Between 2006-07 and 2015-16, the gross working capital cycle increased steadily to reach 174 days. But, the reason was not raw materials. It was in the work-in-progress cycle and the debtor days that deteriorated during this period.
These have since improved. And, the gross working capital cycle dropped sharply in 2017-18 to 159 days and then to just 123 days in 2018-19. This is the lowest working capital cycle recorded since 1990-91. It is likely that this, a preliminary estimate, will rise in the coming months. But, it is unlikely that it would change the basic finding that the working capital cycle has reduced substantially.
We derive the working capital cycle measures from the published audited financial statements of companies by computing four component ratios of the overall gross working capital cycle. In the paras below, we discuss the trends in each of these.
- Raw material cycle. This is the number of days it takes to move the raw materials available in stock into the production process. In the early 1990s, it took more than three months (97 days) to move them into the production process. Now, companies stock less than two months (50 days) worth of raw material stocks. This is the biggest source of improvement in the operational efficiency of companies.
In 2015-16, raw material stocks cycle rose to 54 days but has since declined to 49 days in 2017-18. Preliminary estimates for 2018-19 show a further decline to 46 days.

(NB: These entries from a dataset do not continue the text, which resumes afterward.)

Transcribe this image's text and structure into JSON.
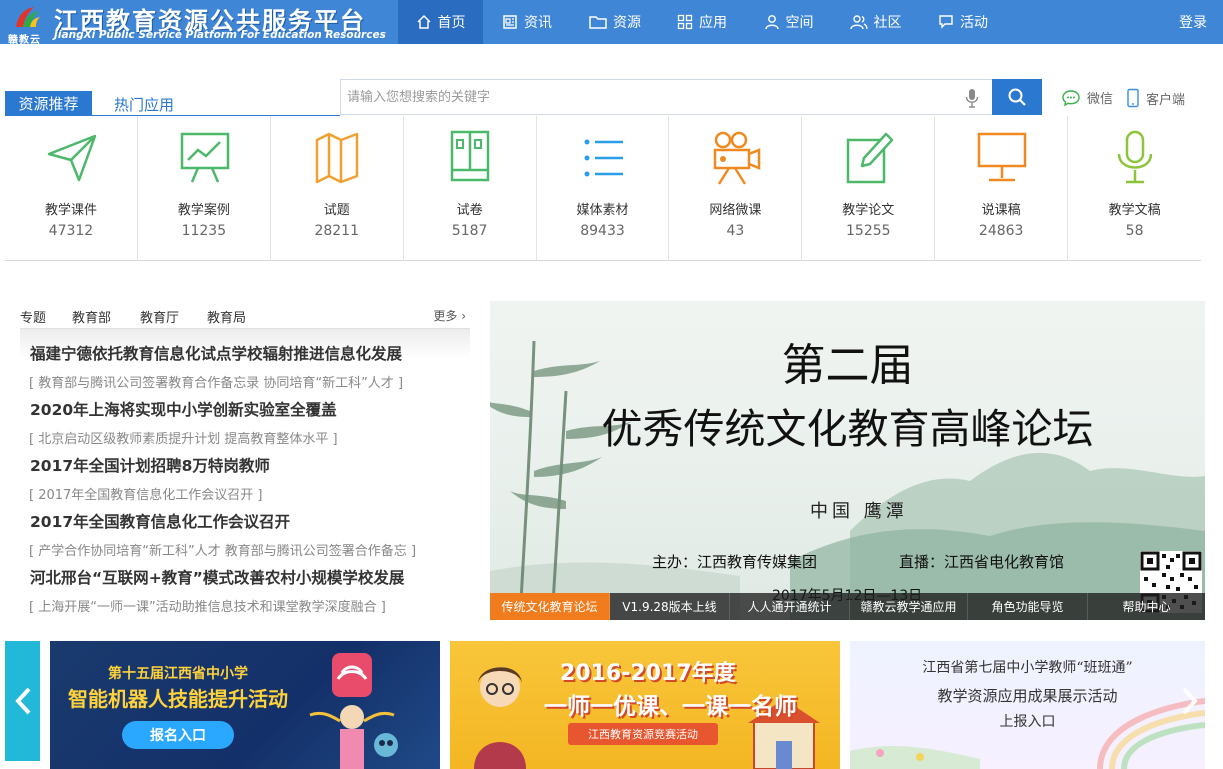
{
  "header": {
    "logo_sub": "赣教云",
    "logo_title": "江西教育资源公共服务平台",
    "logo_en": "JiangXi Public Service Platform For Education Resources",
    "nav": [
      {
        "label": "首页",
        "icon": "home-icon"
      },
      {
        "label": "资讯",
        "icon": "news-icon"
      },
      {
        "label": "资源",
        "icon": "folder-icon"
      },
      {
        "label": "应用",
        "icon": "apps-grid-icon"
      },
      {
        "label": "空间",
        "icon": "user-icon"
      },
      {
        "label": "社区",
        "icon": "community-icon"
      },
      {
        "label": "活动",
        "icon": "flag-icon"
      }
    ],
    "login": "登录"
  },
  "tabs": {
    "primary": "资源推荐",
    "secondary": "热门应用"
  },
  "search": {
    "placeholder": "请输入您想搜索的关键字",
    "value": ""
  },
  "links": {
    "wechat": "微信",
    "client": "客户端"
  },
  "categories": [
    {
      "label": "教学课件",
      "count": "47312",
      "icon": "paper-plane-icon",
      "color": "#4cb86a"
    },
    {
      "label": "教学案例",
      "count": "11235",
      "icon": "chart-board-icon",
      "color": "#4cb86a"
    },
    {
      "label": "试题",
      "count": "28211",
      "icon": "map-icon",
      "color": "#f0a030"
    },
    {
      "label": "试卷",
      "count": "5187",
      "icon": "document-icon",
      "color": "#4cb86a"
    },
    {
      "label": "媒体素材",
      "count": "89433",
      "icon": "list-icon",
      "color": "#2a9ee8"
    },
    {
      "label": "网络微课",
      "count": "43",
      "icon": "projector-icon",
      "color": "#f08a20"
    },
    {
      "label": "教学论文",
      "count": "15255",
      "icon": "pen-paper-icon",
      "color": "#4cb86a"
    },
    {
      "label": "说课稿",
      "count": "24863",
      "icon": "monitor-icon",
      "color": "#f08a20"
    },
    {
      "label": "教学文稿",
      "count": "58",
      "icon": "microphone-icon",
      "color": "#8cc43a"
    }
  ],
  "news": {
    "tabs": [
      "专题",
      "教育部",
      "教育厅",
      "教育局"
    ],
    "active_tab": "教育部",
    "more": "更多",
    "items": [
      {
        "title": "福建宁德依托教育信息化试点学校辐射推进信息化发展",
        "sub": "[ 教育部与腾讯公司签署教育合作备忘录 协同培育“新工科”人才 ]"
      },
      {
        "title": "2020年上海将实现中小学创新实验室全覆盖",
        "sub": "[ 北京启动区级教师素质提升计划 提高教育整体水平 ]"
      },
      {
        "title": "2017年全国计划招聘8万特岗教师",
        "sub": "[ 2017年全国教育信息化工作会议召开 ]"
      },
      {
        "title": "2017年全国教育信息化工作会议召开",
        "sub": "[ 产学合作协同培育“新工科”人才 教育部与腾讯公司签署合作备忘 ]"
      },
      {
        "title": "河北邢台“互联网+教育”模式改善农村小规模学校发展",
        "sub": "[ 上海开展“一师一课”活动助推信息技术和课堂教学深度融合 ]"
      }
    ]
  },
  "banner": {
    "title1": "第二届",
    "title2": "优秀传统文化教育高峰论坛",
    "place": "中国 鹰潭",
    "host": "主办：江西教育传媒集团",
    "live": "直播：江西省电化教育馆",
    "date": "2017年5月12日—13日",
    "tabs": [
      {
        "label": "传统文化教育论坛",
        "active": true
      },
      {
        "label": "V1.9.28版本上线",
        "active": false
      },
      {
        "label": "人人通开通统计",
        "active": false
      },
      {
        "label": "赣教云教学通应用",
        "active": false
      },
      {
        "label": "角色功能导览",
        "active": false
      },
      {
        "label": "帮助中心",
        "active": false
      }
    ]
  },
  "promos": {
    "p1": {
      "line1": "第十五届江西省中小学",
      "line2": "智能机器人技能提升活动",
      "button": "报名入口"
    },
    "p2": {
      "line1": "2016-2017年度",
      "line2": "一师一优课、一课一名师",
      "ribbon": "江西教育资源竞赛活动"
    },
    "p3": {
      "line1": "江西省第七届中小学教师“班班通”",
      "line2": "教学资源应用成果展示活动",
      "line3": "上报入口"
    }
  }
}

It is possible that the estimate for 2018-19 may rise a bit as new information flows in but, it is unlikely to change the story that the raw material stocks are worth less than two months of raw material consumption of companies. This is a big gain compared to the pre-liberalisation days.

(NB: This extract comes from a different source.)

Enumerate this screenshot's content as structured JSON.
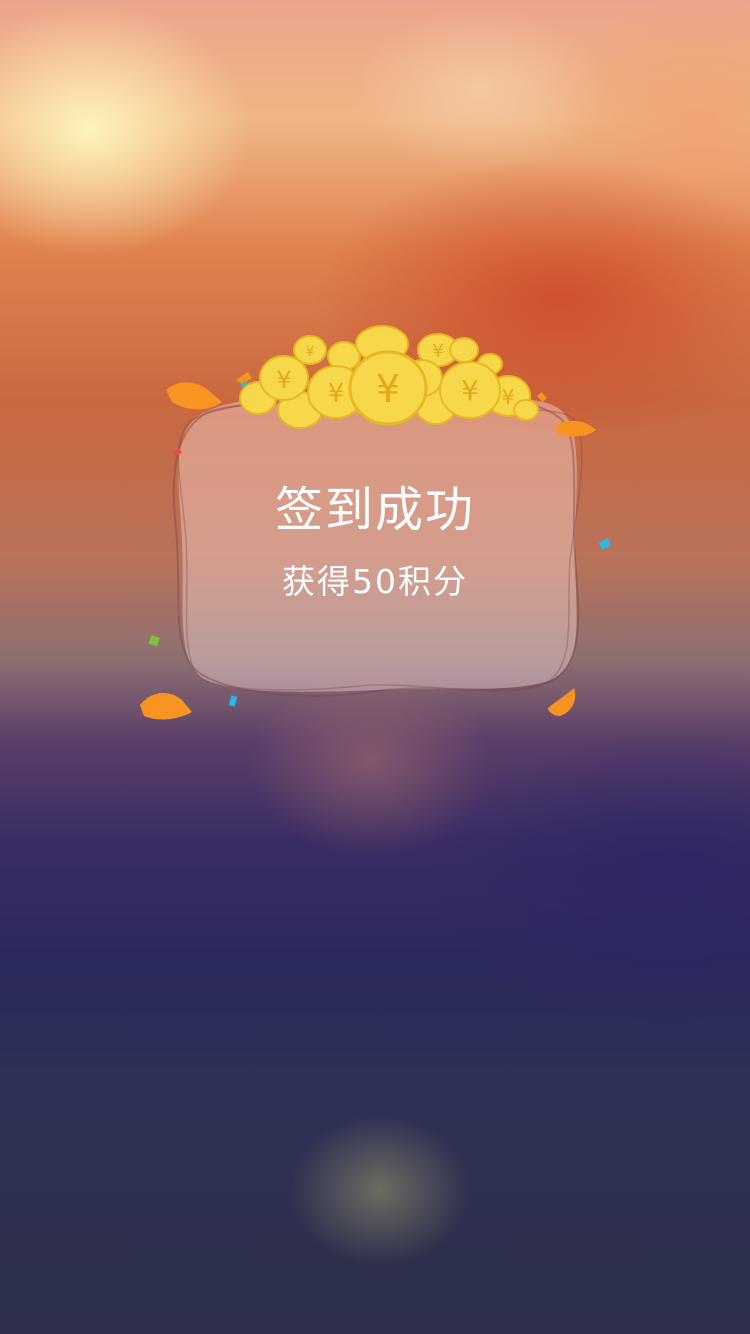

- Work-in-progress cycle. The time it takes for raw materials and other inputs to stay in the production process before they turn into finished goods has yo-yo’ed between 15 days and 30 days. Between 2001-02 and 2006-07, the work-in-progress cycle was less than 17 days. But, between 2008-09 and 2016-17 it was much higher at over 30 days.
In 2017-18, the work-in-progress cycle fell significantly to 22 days. And then in 2018-19 it fell sharply to just 14 days.
The fall in 2018-19 is however, largely because of an unusual fall in the work-in-progress cycle of construction companies.
- Finished goods cycle. The stock of finished goods sitting with companies at the end of the year is usually worth about 25 days of sales. In 2018-19, this ratio dropped to just 21 days of sales. The fall was across the board. The exceptions included the gems and jewellery industry that saw the finished good cycle rise from 65 days in 2017-18 to 111 days in 2018-19.
- Debtor days. A sharp reduction in debtor days is the single largest contributor to the decline in the overall gross working capital cycle in 2018-19. Companies recovered their dues from customers in just 41 days in 2018-19 compared to 62 days in each of the preceding three years.
The magnitude of the drop at 20 days in a single year is extraordinary. But, the fall is quite spread across all segments. The manufacturing sector saw a fall of 10 days in debtor days. Construction companies saw a similar fall. The fall in the non-financial services sector was a substantial 24 days. And, in electricity companies the fall was of a massive 54 days. Mining sector saw a modest fall of 8 days.
Each of the four components of the gross working capital cycle saw a decline in 2018-19. Therefore, each contributed to the decline. The reduction in debtor days contributed 56 percent of the decline in the working capital cycle in the year. Work-in-progress contributed another 23 percent; finished goods days contributed 12 percent and raw materials 9 percent.